Dating App Hinge Expects Video Dating To Remain Popular After Pandemic As the pandemic eases, are single people ready to resume dating in person? The CEO of dating app Hinge says he is expecting a busy summer as people start to resume normal life.

Dating App Hinge Expects Video Dating To Remain Popular After Pandemic

Dating App Hinge Expects Video Dating To Remain Popular After Pandemic

  • Download
  • <iframe src="https://www.npr.org/player/embed/997422992/997422993" width="100%" height="290" frameborder="0" scrolling="no" title="NPR embedded audio player">
  • Transcript

As the pandemic eases, are single people ready to resume dating in person? The CEO of dating app Hinge says he is expecting a busy summer as people start to resume normal life.

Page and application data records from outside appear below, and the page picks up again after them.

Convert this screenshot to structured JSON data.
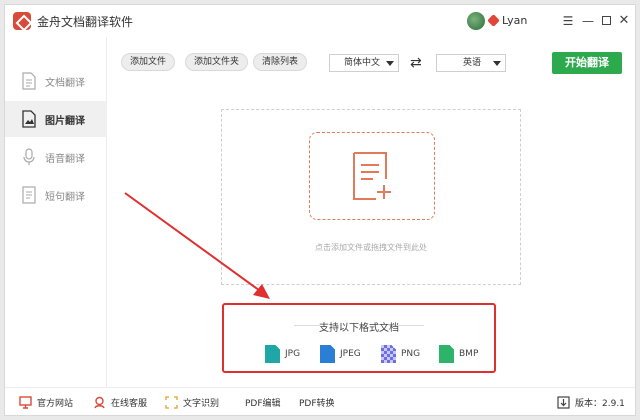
{
  "app": {
    "title": "金舟文档翻译软件",
    "user_name": "Lyan",
    "window_controls": [
      "menu-icon",
      "minimize-icon",
      "maximize-icon",
      "close-icon"
    ]
  },
  "colors": {
    "accent_green": "#2eaa4e",
    "highlight_red": "#e02f2f",
    "logo_red": "#d94a3a",
    "add_box_orange": "#e07a5a"
  },
  "sidebar": {
    "items": [
      {
        "label": "文档翻译",
        "icon": "document-icon",
        "active": false
      },
      {
        "label": "图片翻译",
        "icon": "image-icon",
        "active": true
      },
      {
        "label": "语音翻译",
        "icon": "microphone-icon",
        "active": false
      },
      {
        "label": "短句翻译",
        "icon": "text-icon",
        "active": false
      }
    ]
  },
  "toolbar": {
    "add_file": "添加文件",
    "add_folder": "添加文件夹",
    "clear_list": "清除列表",
    "source_lang": "简体中文",
    "target_lang": "英语",
    "swap_icon": "swap-arrows-icon",
    "start": "开始翻译"
  },
  "drop_zone": {
    "hint": "点击添加文件或拖拽文件到此处",
    "icon": "add-file-icon"
  },
  "formats": {
    "title": "支持以下格式文档",
    "items": [
      {
        "label": "JPG",
        "color": "#1fa6a6"
      },
      {
        "label": "JPEG",
        "color": "#2a7fd4"
      },
      {
        "label": "PNG",
        "color": "#6e6ee0"
      },
      {
        "label": "BMP",
        "color": "#2eb36a"
      }
    ]
  },
  "bottombar": {
    "website": "官方网站",
    "support": "在线客服",
    "ocr": "文字识别",
    "pdf_edit": "PDF编辑",
    "pdf_convert": "PDF转换",
    "version": "版本：2.9.1"
  }
}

RACHEL MARTIN, HOST:

The pandemic has made for a challenging year for single people looking for love. Public health guidelines and concerns over the virus made it tough to meet new people.

JUSTIN MCLEOD: People can't meet the way that they were meeting outside of dating apps - so, you know, at the gym or at a party or at a wedding.

MARTIN: This is Justin McCleod, the CEO and founder of Hinge, a dating app.

STEVE INSKEEP, HOST:

Dating apps including Hinge saw a spike in users at the beginning of the pandemic. And with grabbing a coffee or getting a drink largely off the table, they had to get creative.

MCLEOD: The big change has been video dating. So that's something that people very rarely did before the pandemic, and now people are - they're using it instead of meeting up with people for a while just to get a sense of someone and create that initial sense of connection.

INSKEEP: Before COVID - do you remember there was a time before COVID? - only a few dating apps even offered a video service, but McCleod says he expects video dates to be popular well after the pandemic ends.

MARTIN: NPR actually talked to some pandemic daters last year, including Andrew Strofford, who says video dating wasn't that bad.

ANDREW STROFFORD: It's very similar to just meeting up with someone for coffee. It's a little nerve-wracking at first, but then, yeah, you just start talking, and you can ease right into it. You crack a joke here and there, and if they actually laugh, it just makes you feel really good.

INSKEEP: If they actually laugh. But nothing beats sitting right across the table, and with more Americans getting vaccinated daily and cities starting to loosen the health guidelines, the dating app industry is expecting a busy summer.

MCLEOD: Yeah, I mean, I think we've actually been calling it the relationship renaissance because what we've been finding is that users are really prioritizing their relationships ahead of other things. So finding a partner is right at the top of their list now, coming out of the pandemic.

MARTIN: OK, so finally getting to go on in-person dates is one thing, but you also have to remember how to make conversation with new people outside of a Zoom screen.

(SOUNDBITE OF EVOCATIV'S "INGENUE")

Copyright © 2021 NPR. All rights reserved. Visit our website terms of use and permissions pages at www.npr.org for further information.

NPR transcripts are created on a rush deadline by Verb8tm, Inc., an NPR contractor, and produced using a proprietary transcription process developed with NPR. This text may not be in its final form and may be updated or revised in the future. Accuracy and availability may vary. The authoritative record of NPR’s programming is the audio record.